Age-friendly case study: Shared Tables – Older people eating out together
Shared Tables, a project developed in the Crossgates area of Leeds, invites older people living alone to enjoy a meal together at a local restaurant.
The project offers an alternative to traditional coffee mornings by providing opportunities to socialise at weekends and in the evenings.
Cross Gates and District Good Neighbours’ Scheme CIO (CDGNS), a community organisation working with and for older people in the Crossgates area of Leeds, exists to reduce loneliness, support independence and promote health and wellbeing in later life.
CDGNS started developing the Shared Tables project in October 2015, after local older people identified a lack of social opportunities in the evenings and at weekends as a main barrier to social inclusion.
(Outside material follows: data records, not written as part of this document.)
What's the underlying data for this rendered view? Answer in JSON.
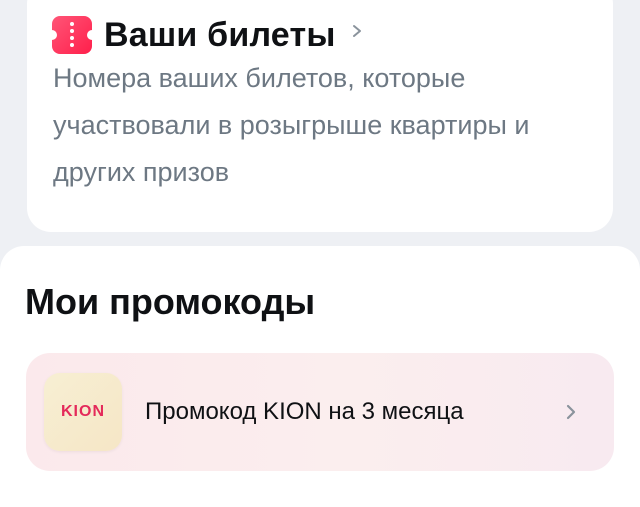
{
  "tickets": {
    "title": "Ваши билеты",
    "description": "Номера ваших билетов, которые участвовали в розыгрыше квартиры и других призов",
    "icon": "ticket-icon",
    "chevron_icon": "chevron-right-icon",
    "accent_color": "#ff2d55"
  },
  "promocodes": {
    "heading": "Мои промокоды",
    "items": [
      {
        "logo_text": "KION",
        "label": "Промокод KION на 3 месяца",
        "chevron_icon": "chevron-right-icon"
      }
    ]
  }
}
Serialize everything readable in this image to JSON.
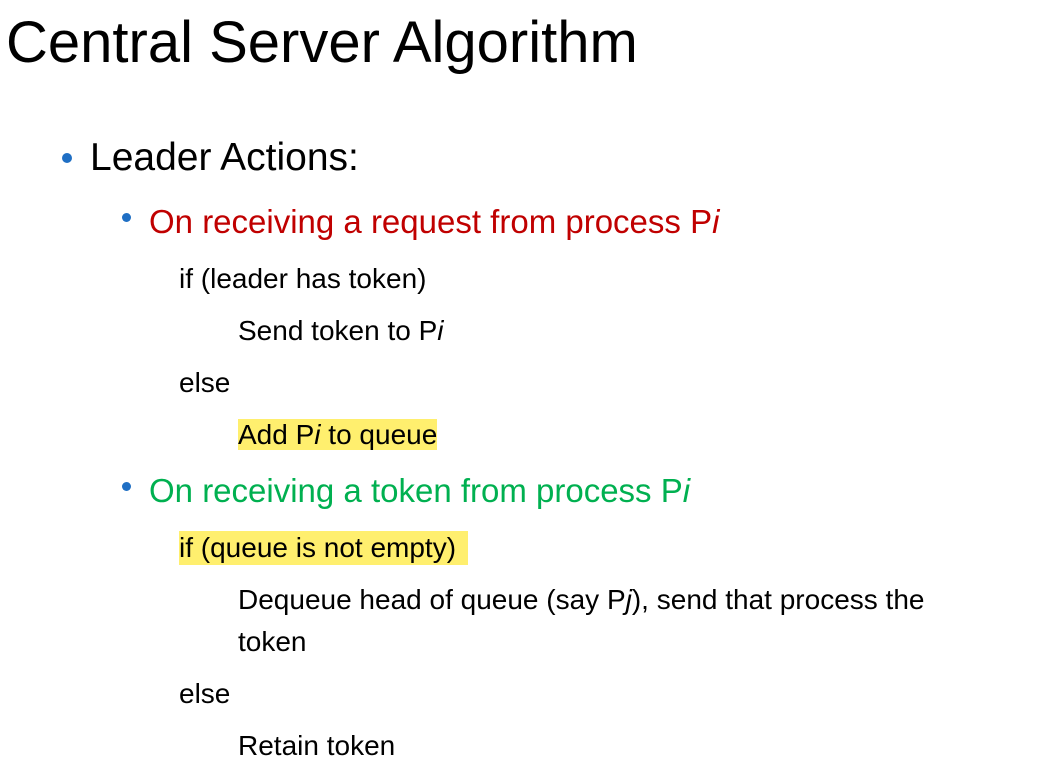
{
  "title": "Central Server Algorithm",
  "colors": {
    "bullet": "#1f6fc4",
    "request_heading": "#c00000",
    "token_heading": "#00b050",
    "highlight": "#ffef6e"
  },
  "leader": {
    "label": "Leader Actions:",
    "request": {
      "heading_prefix": "On receiving a request from process P",
      "heading_var": "i",
      "if_line": "if (leader has token)",
      "send_prefix": "Send token to P",
      "send_var": "i",
      "else_line": "else",
      "add_prefix": "Add P",
      "add_var": "i",
      "add_suffix": " to queue"
    },
    "token": {
      "heading_prefix": "On receiving a token from process P",
      "heading_var": "i",
      "if_line": "if (queue is not empty)",
      "dequeue_prefix": "Dequeue head of queue (say P",
      "dequeue_var": "j",
      "dequeue_suffix": "), send that process the",
      "dequeue_cont": "token",
      "else_line": "else",
      "retain_line": "Retain token"
    }
  }
}
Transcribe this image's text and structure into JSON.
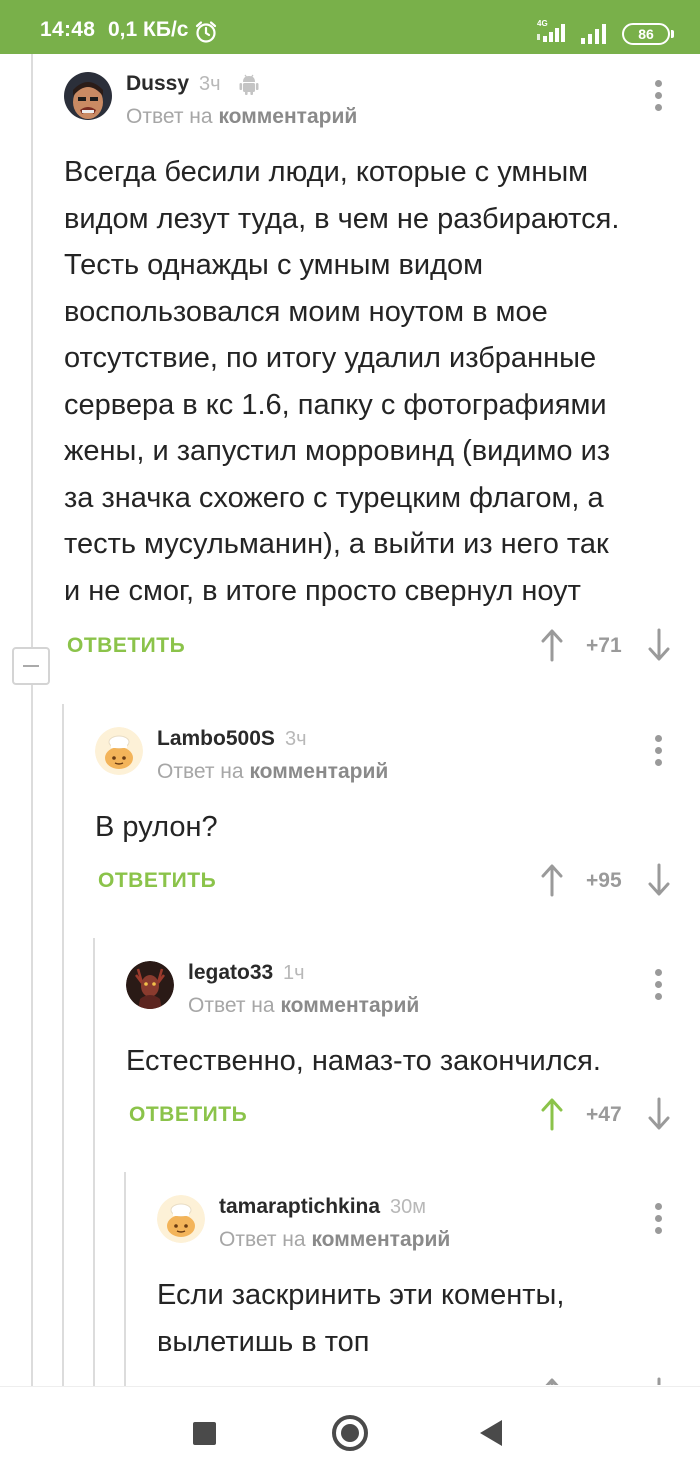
{
  "status_bar": {
    "time": "14:48",
    "speed": "0,1 КБ/с",
    "network": "4G",
    "battery": "86"
  },
  "labels": {
    "reply_prefix": "Ответ на",
    "reply_target": "комментарий",
    "reply_button": "ОТВЕТИТЬ"
  },
  "comments": [
    {
      "author": "Dussy",
      "time": "3ч",
      "platform_icon": "android-icon",
      "lines": [
        "Всегда бесили люди, которые с умным",
        "видом лезут туда, в чем не разбираются.",
        "Тесть однажды с умным видом",
        "воспользовался моим ноутом в мое",
        "отсутствие, по итогу удалил избранные",
        "сервера в кс 1.6, папку с фотографиями",
        "жены, и запустил морровинд (видимо из",
        "за значка схожего с турецким флагом, а",
        "тесть мусульманин), а выйти из него так",
        "и не смог, в итоге просто свернул ноут"
      ],
      "rating": "+71",
      "voted_up": false
    },
    {
      "author": "Lambo500S",
      "time": "3ч",
      "lines": [
        "В рулон?"
      ],
      "rating": "+95",
      "voted_up": false
    },
    {
      "author": "legato33",
      "time": "1ч",
      "lines": [
        "Естественно, намаз-то закончился."
      ],
      "rating": "+47",
      "voted_up": true
    },
    {
      "author": "tamaraptichkina",
      "time": "30м",
      "lines": [
        "Если заскринить эти коменты,",
        "вылетишь в топ"
      ],
      "rating": "",
      "voted_up": false
    }
  ],
  "colors": {
    "status_bar": "#79b04a",
    "accent": "#8bc34a",
    "upvoted": "#8bc34a"
  }
}
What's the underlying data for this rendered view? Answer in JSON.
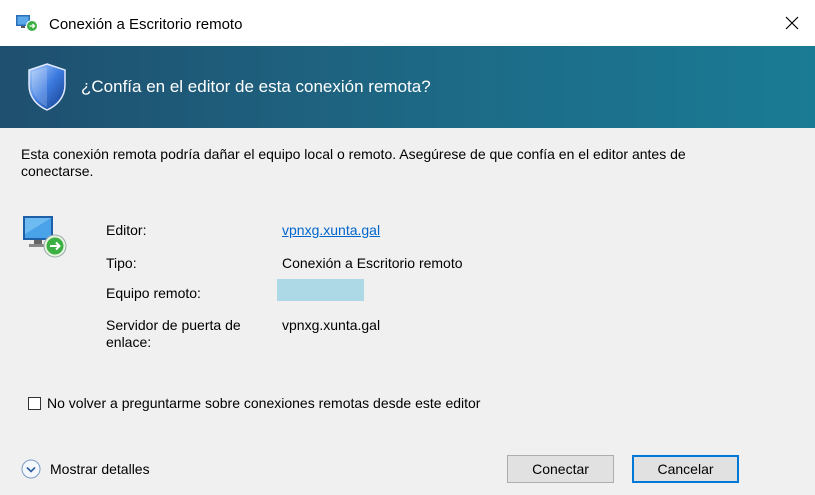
{
  "window": {
    "title": "Conexión a Escritorio remoto",
    "close_label": "✕"
  },
  "banner": {
    "title": "¿Confía en el editor de esta conexión remota?",
    "icon": "shield-icon"
  },
  "description": "Esta conexión remota podría dañar el equipo local o remoto. Asegúrese de que confía en el editor antes de conectarse.",
  "details": {
    "icon": "remote-desktop-icon",
    "rows": [
      {
        "label": "Editor:",
        "value": "vpnxg.xunta.gal"
      },
      {
        "label": "Tipo:",
        "value": "Conexión a Escritorio remoto"
      },
      {
        "label": "Equipo remoto:",
        "value": ""
      },
      {
        "label": "Servidor de puerta de enlace:",
        "value": "vpnxg.xunta.gal"
      }
    ]
  },
  "checkbox": {
    "label": "No volver a preguntarme sobre conexiones remotas desde este editor",
    "checked": false
  },
  "footer": {
    "show_details_label": "Mostrar detalles",
    "connect_label": "Conectar",
    "cancel_label": "Cancelar"
  },
  "colors": {
    "banner_start": "#1f4f6f",
    "banner_end": "#1a7b95",
    "link": "#0066cc",
    "focus": "#0078d7",
    "masked_field": "#add8e6"
  }
}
While there are often activities available during the working week, evenings and weekends can be particularly lonely.
Shared Tables offers an alternative to more traditional social events such as coffee mornings, providing opportunities to socialise at weekends and in the evenings. The current group of 11 table hosts meets quarterly to choose venues and set dates and times for Shared Tables.
Shared Tables: Older people eating out together
Over 100 people have now attended at least one Shared Table in Leeds, with one evaluation finding that 63% of respondents reported better wellbeing after being involved in the project. As a result of meeting people at Shared Tables, participants have shared unfacilitated meals or coffee together and gone to the cinema.
Shared Tables participants report how the project offers a different experience from traditional social opportunities laid on for older people, because the times, dates and venues for Shared Tables are decided by older people themselves. Being in a smaller group having a meal at a local restaurant at the weekend creates a different atmosphere from larger drop-in events during office hours.
It would be an excellent project for anyone to take up. It makes a real difference. To know that you can go and meet a group of fairly like-minded people and have a chat while you’re having a meal is a really nice experience.
Passing on the Shared Tables model
The Shared Tables model has now been successfully taken up by MAE Care. The project worker from CDGNS developed a toolkit and supported MAE Care to set up their own Shared Tables project. MAE Care now organises monthly Shared Tables, and all ten events so far have been well attended. Discussions are underway to pilot the model in another two areas of Leeds.
The element of choice and control by the participants themselves means that Shared Tables can be adapted to meet local needs. For example, CDGNS tends to organise evening Shared Tables in summer, as female members have expressed concerns about getting home safely in the dark.